#### [What to work on]
Search the entries below for "Uzavřená", and copy each line where it appears.

#### [Exercise materials]
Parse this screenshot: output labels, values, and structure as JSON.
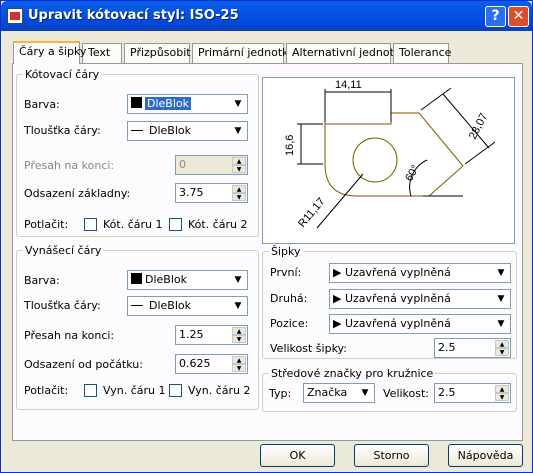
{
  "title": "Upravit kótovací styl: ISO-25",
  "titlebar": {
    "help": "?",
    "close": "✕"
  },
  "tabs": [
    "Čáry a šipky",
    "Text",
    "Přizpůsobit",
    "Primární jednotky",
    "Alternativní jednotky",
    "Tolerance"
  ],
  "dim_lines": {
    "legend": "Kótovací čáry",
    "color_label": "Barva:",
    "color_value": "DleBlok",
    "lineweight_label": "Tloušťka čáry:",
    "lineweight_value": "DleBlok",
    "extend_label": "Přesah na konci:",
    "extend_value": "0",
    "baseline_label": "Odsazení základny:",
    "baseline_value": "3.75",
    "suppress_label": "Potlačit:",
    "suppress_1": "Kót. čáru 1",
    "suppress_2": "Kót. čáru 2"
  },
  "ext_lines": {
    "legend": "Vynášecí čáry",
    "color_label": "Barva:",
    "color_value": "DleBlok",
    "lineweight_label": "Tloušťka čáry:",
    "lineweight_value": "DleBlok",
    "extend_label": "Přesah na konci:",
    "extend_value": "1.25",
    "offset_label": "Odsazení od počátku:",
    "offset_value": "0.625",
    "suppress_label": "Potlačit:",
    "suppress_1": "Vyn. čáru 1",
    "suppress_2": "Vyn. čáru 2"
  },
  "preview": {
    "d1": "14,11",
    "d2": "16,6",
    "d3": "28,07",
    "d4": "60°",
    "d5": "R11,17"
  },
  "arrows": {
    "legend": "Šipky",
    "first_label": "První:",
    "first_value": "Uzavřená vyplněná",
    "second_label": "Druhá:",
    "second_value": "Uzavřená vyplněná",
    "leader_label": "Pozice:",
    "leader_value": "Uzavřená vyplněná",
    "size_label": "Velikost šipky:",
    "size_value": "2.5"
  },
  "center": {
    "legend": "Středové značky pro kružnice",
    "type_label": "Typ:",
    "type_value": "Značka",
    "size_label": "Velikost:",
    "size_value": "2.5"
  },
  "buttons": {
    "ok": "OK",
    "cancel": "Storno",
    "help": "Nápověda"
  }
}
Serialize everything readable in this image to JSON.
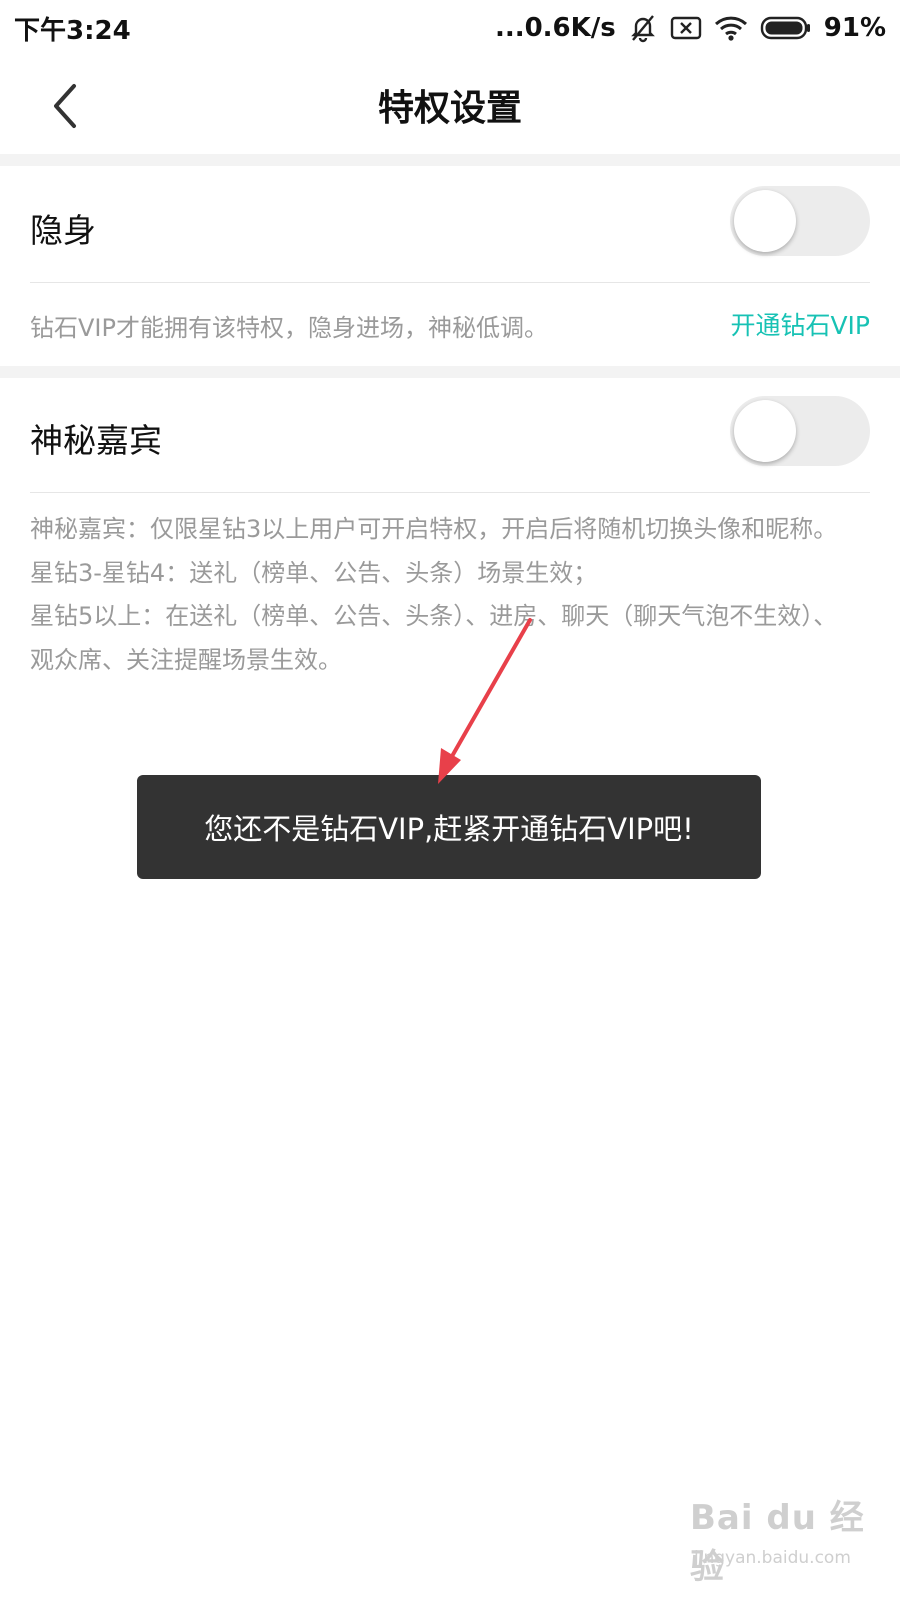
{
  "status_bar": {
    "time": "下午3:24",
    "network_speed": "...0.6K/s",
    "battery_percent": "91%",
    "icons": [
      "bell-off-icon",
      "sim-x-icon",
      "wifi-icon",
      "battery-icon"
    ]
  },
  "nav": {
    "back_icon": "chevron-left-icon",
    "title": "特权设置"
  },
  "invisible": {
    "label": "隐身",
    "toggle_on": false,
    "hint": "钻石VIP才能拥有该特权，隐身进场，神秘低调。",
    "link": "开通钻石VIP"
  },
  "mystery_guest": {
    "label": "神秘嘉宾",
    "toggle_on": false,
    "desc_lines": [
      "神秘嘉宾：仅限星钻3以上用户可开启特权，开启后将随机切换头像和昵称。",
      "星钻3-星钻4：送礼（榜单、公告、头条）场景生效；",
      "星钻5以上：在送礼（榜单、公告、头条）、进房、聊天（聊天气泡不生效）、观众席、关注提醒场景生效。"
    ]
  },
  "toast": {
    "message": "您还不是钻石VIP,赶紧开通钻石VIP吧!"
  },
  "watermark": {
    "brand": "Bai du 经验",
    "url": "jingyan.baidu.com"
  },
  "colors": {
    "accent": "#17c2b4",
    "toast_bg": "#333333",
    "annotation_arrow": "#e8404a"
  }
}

#### [Answer area]
    "first_value": "Uzavřená vyplněná",
    "second_value": "Uzavřená vyplněná",
    "leader_value": "Uzavřená vyplněná",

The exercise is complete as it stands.